I grabbed a late lunch of turkey sandwiches at the car and then pushed uphill to the dam overlook.
From there I crossed west over 129 and headed up an old dirt road. If I had not known from the guidebook to turn right off the trail, I would easily have missed the return to single track.
As I headed uphill, the trail tread virtually disappeared in the midst of a burn area. Fortunately, BMT maintainers have flagged the corridor with yellow tape, making it possible to stay found.
As I finished the 900-foot ascent, I dropped down to a very fast old smooth roadbed.
I put my head down and made the best time I could manage for the next 2 ½ miles. I could hear the rumble of motorcycles at least 20 minutes before I finally emerged onto US 129 at Deals Gap.
I hopped into the car and headed back for one last night at Cheoah Point SP.
Saturday, October 23, 2010
I had seriously considered yellow blazing the 3.5 mile roadwalk along US 129 and NC 28 due to safety concerns. But I decided after walking the main part of the Dragon on Thursday that I could handle the official roadwalk before finishing my section hike.
I stepped off from Deals Gap at 8 AM and made to the motorcycle resort in about 15 minutes.
I had breakfast there with my wife and moved on by 9 AM. In the morning cold, few motorcycles were on the road. I pushed on making excellent time.
I finally had to slow down for motorcycle traffic around 10. I would spend up to a minute at a time off the road, waiting for a string of motorcycles or cars to roll by. Fortunately, I rolled into 20-Mile Ranger Station around 10:15.
It had not been my smoothest BMT section, but it was certainly a memorable one as I headed home.
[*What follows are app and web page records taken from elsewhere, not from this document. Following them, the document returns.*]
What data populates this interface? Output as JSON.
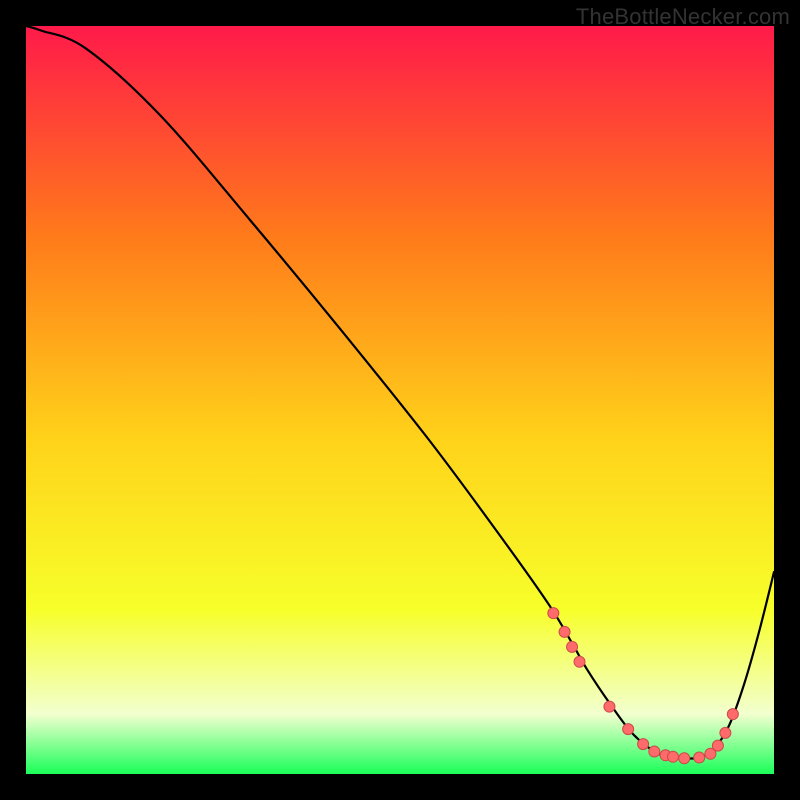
{
  "watermark": "TheBottleNecker.com",
  "colors": {
    "background": "#000000",
    "gradient_top": "#ff1a4a",
    "gradient_upper_mid": "#ff7a1a",
    "gradient_mid": "#ffd21a",
    "gradient_lower_mid": "#f7ff2a",
    "gradient_pale": "#f2ffcf",
    "gradient_green": "#1aff59",
    "curve": "#000000",
    "marker_fill": "#ff6a6a",
    "marker_stroke": "#cc4a4a"
  },
  "chart_data": {
    "type": "line",
    "title": "",
    "xlabel": "",
    "ylabel": "",
    "xlim": [
      0,
      100
    ],
    "ylim": [
      0,
      100
    ],
    "curve": {
      "x": [
        0,
        2,
        8,
        18,
        30,
        42,
        54,
        64,
        70,
        73,
        75,
        78,
        81,
        84,
        86,
        88,
        90,
        92,
        94,
        96,
        98,
        100
      ],
      "y": [
        100,
        99.4,
        97,
        88,
        74,
        59.5,
        44.5,
        31,
        22.5,
        17.5,
        14,
        9.5,
        5.5,
        3,
        2.3,
        2.1,
        2.2,
        3.4,
        6.5,
        12,
        19,
        27
      ]
    },
    "markers": {
      "x": [
        70.5,
        72,
        73,
        74,
        78,
        80.5,
        82.5,
        84,
        85.5,
        86.5,
        88,
        90,
        91.5,
        92.5,
        93.5,
        94.5
      ],
      "y": [
        21.5,
        19,
        17,
        15,
        9.0,
        6.0,
        4.0,
        3.0,
        2.5,
        2.3,
        2.1,
        2.2,
        2.7,
        3.8,
        5.5,
        8.0
      ]
    }
  }
}
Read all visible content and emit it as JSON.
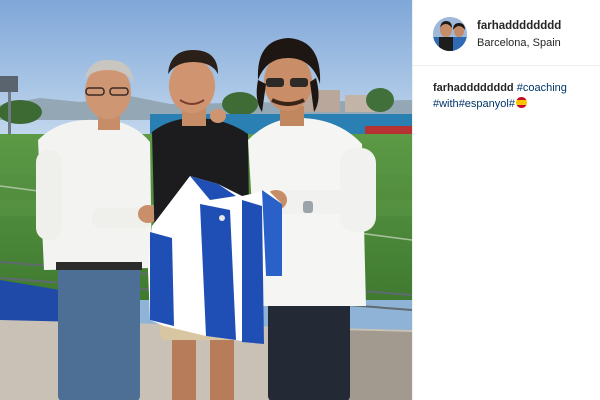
{
  "post": {
    "username": "farhadddddddd",
    "location": "Barcelona, Spain",
    "caption": {
      "username": "farhadddddddd",
      "hashtags": [
        "#coaching",
        "#with",
        "#espanyol",
        "#"
      ],
      "emoji_icon": "spain-flag-emoji"
    }
  },
  "colors": {
    "hashtag": "#003569",
    "text": "#262626",
    "divider": "#efefef",
    "jersey_blue": "#1f4fb5",
    "pitch_green": "#4f8a3c"
  },
  "icons": {
    "avatar": "profile-picture",
    "flag": "spain-flag-emoji"
  }
}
December will hopefully see me finish the BMT when I walk the length of Great Smoky Mountain National Park.